Spain: Tax & Auditing Requirements

Tax and Auditing Requirements

The following section is written for your general edification. The tax situation for each type of entity will vary dramatically based on factors including: industry, business activities, eligible exemptions, etc. In all cases, you are advised to seek professional tax and auditing services for a comprehensive overview of your individual situation.

For further guidance on navigating the Spanish tax regime, visit the website of the Agencia Estatal de Administración Tributaria, Spain’s main tax authority.

General Tax Information

(The following is an excerpt from Deloitte’s 2017 guide to Spanish taxation.)

‘Taxes are levied in Spain at the national level (either by the central government or the regions) and at the municipal level (by the municipal authorities). The main national taxes are the corporate income tax (“CIT”), branch profits tax and value added tax (“VAT”). Other taxes include capital duty, stamp duty, transfer tax, real property tax and miscellaneous taxes levied by the local governments.

Spain offers a special tax regime for Spanish holding companies (“ETVEs”).

VAT does not apply in the Canary Islands; instead a specific sales tax (“IGIC”) is levied. The Canary Islands also levy their own fuel and tobacco special tax.

Some specific rules may apply in the Basque Country and Navarra Region.

Spain has implemented the EU directives, including the parent-subsidiary, interest and royalties and merger directives.
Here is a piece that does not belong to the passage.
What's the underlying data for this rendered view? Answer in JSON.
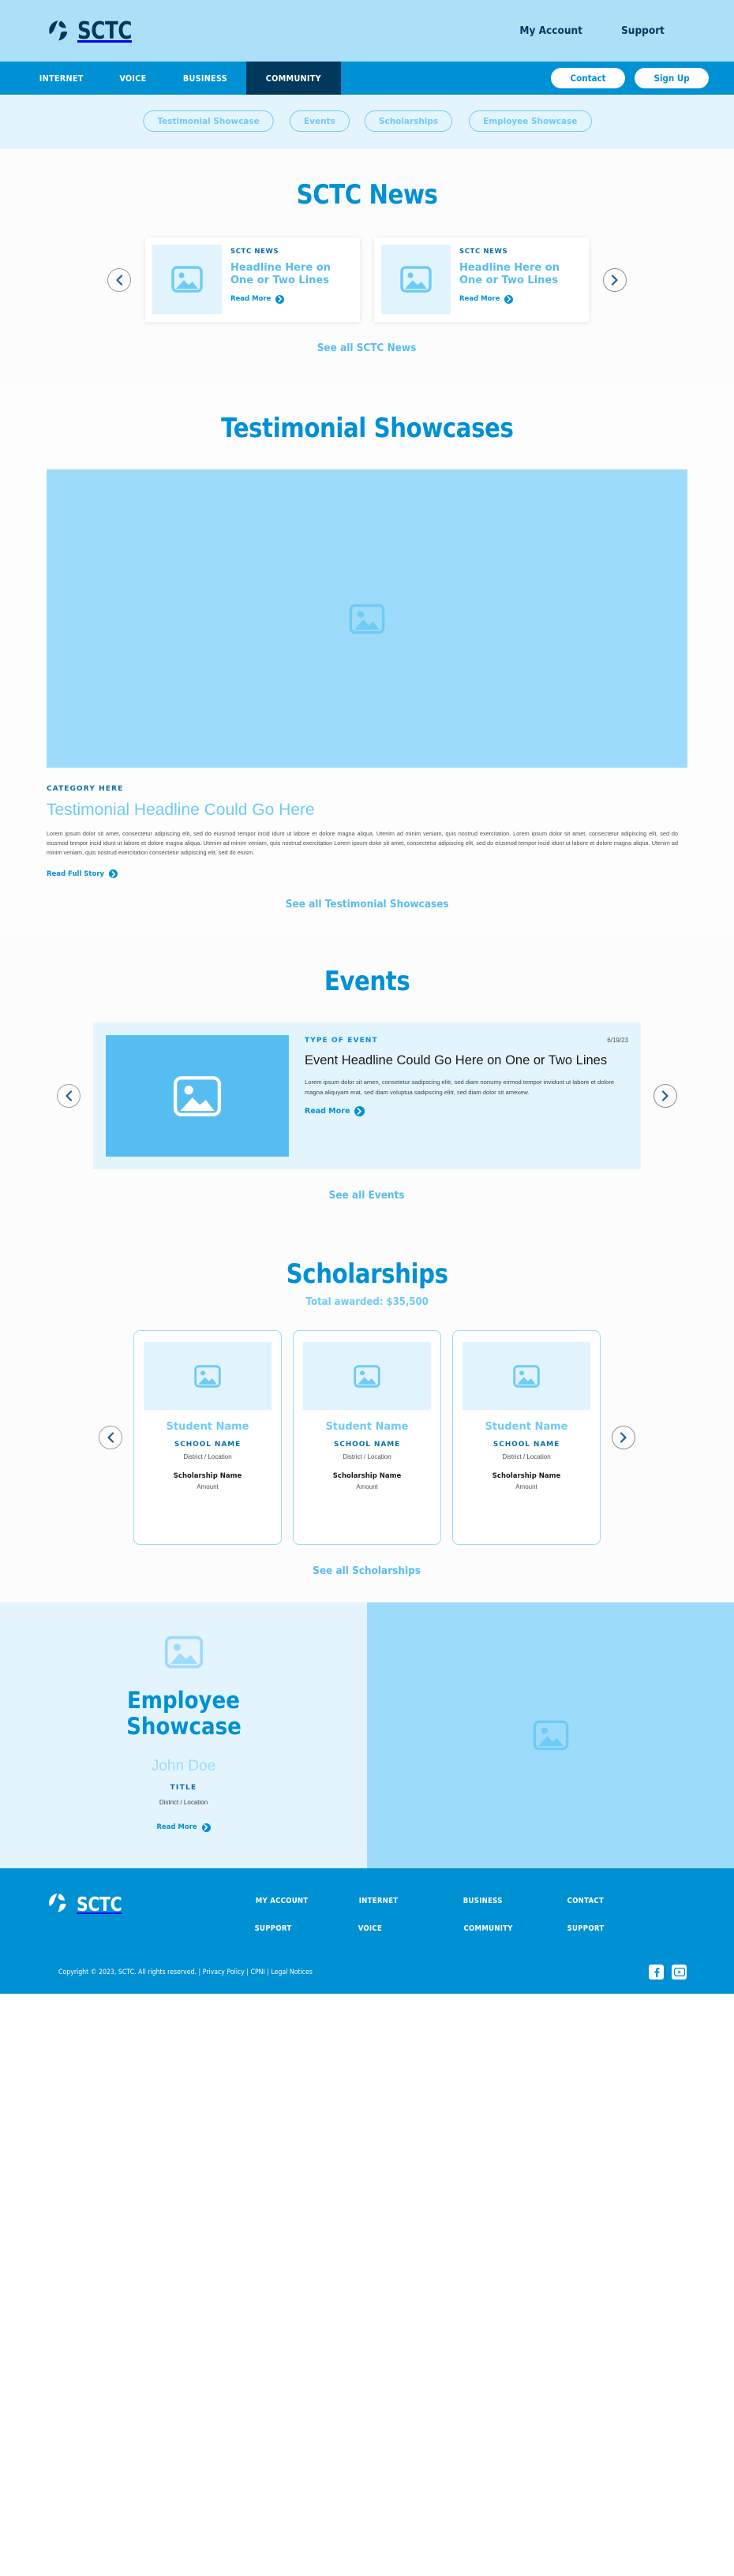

Spain also had implemented the savings directive, which required the exchange of information between tax administrations when interest payments were made in one EU member state to an individual resident in another member state…

National taxes are administered by the Ministry of Economy, Industry and Competitiveness, and its regional equivalents…

In principle, all Spanish entities with separate legal status (i.e. corporations, limited liability companies and most partnerships) and foreign corporate entities are liable for Spanish CIT. Spanish resident companies are subject to CIT on worldwide profits and capital gains. A nonresident company is subject to CIT only on Spanish-source income and gains, subject to the provisions of an applicable tax treaty.

The basic 25% corporate tax rate applies to the worldwide profits of resident corporations.

Trading profits and other income arising through a Spanish PE of a nonresident entity also are subject to tax at the full corporate rate. An additional tax at a rate of 19% is imposed on income remitted to a foreign head office (with some exceptions, discussed under 4.4, below). Income of a nonresident entity not connected with a PE generally is taxed at lower rates via withholding at source.

Special tax rates apply to certain companies, such as collective investment institutions, including real estate investment funds (1%), certain cooperatives (20%) and entities involved in hydrocarbon research and exploitation and credit institutions (30%). Special regimes exist for Spanish REITS (“SOCIMIS”), Spanish economic interest groupings and EEIGs, “temporary business associations,” venture capital companies and funds and industrial and regional development companies…’

Meanwhile, cooperatives are taxed under a special tax regime established by the Cooperative Tax Regime Law of 20/1990. Ordinary profits are taxed at 25%, although some unique instances may call for a higher tax rate of 30%. Cooperatives also receive certain tax exemptions. Please refer to a tax professional for further guidance on your individual situation.

Cryptocurrency is exempt from VAT tax in Spain.


Compliance requirements may differ depending on situational tax liabilities and incorporation type. Generally speaking, all businesses must publish annual financial statements (prepared in accordance with Spanish accounting standards). These must be prepared by directors within three months of the end of the fiscal year.

Moreover, external audits are required for foundations that meet any two of the following conditions:

  • Staff of over fifty persons
  • Total assets exceed 2.4 million euros
  • Total net amount of annual turnover exceeds 2.4 million euros

Not-for-Profit Deductions and Exemptions

Nonprofit organizations (“NPOs”) that satisfy certain conditions (e.g., foundations that spend at least 70% of net income in pursuit of its general purpose) are eligible to request exemption from certain taxes on income under the Law on Patronage No 49/2002. NPOs may also request exemptions from local taxes from the appropriate tax authority.

NPOs are exempt from corporate income tax for:

  • Donations and contributions
  • Fees from associates
  • Grants
  • Income from movable and immovable property (e.g., capital gains, rents, dividends)
  • Capital gains
  • Attributed income
  • Income from qualifying business activities

This also extends to related qualified business activities if the total income from those activities doesn’t exceed 20% of total income, or minor activities for which profits do not exceed 20,000 euros.

For non-exempt income, the taxable base is subject to a reduced corporate income tax rate of 10%.

Exemptions and Deductions for Giving Donations

Individual donors may receive a tax credit of 25%, while corporate donors may see a tax credit of 35%. Increases of up to 5% may be given if the donation aligns with priority activities.


Previous Section Next Section

Have a comment, edit, or item to add? Share your thoughts by commenting below!

comments powered by Disqus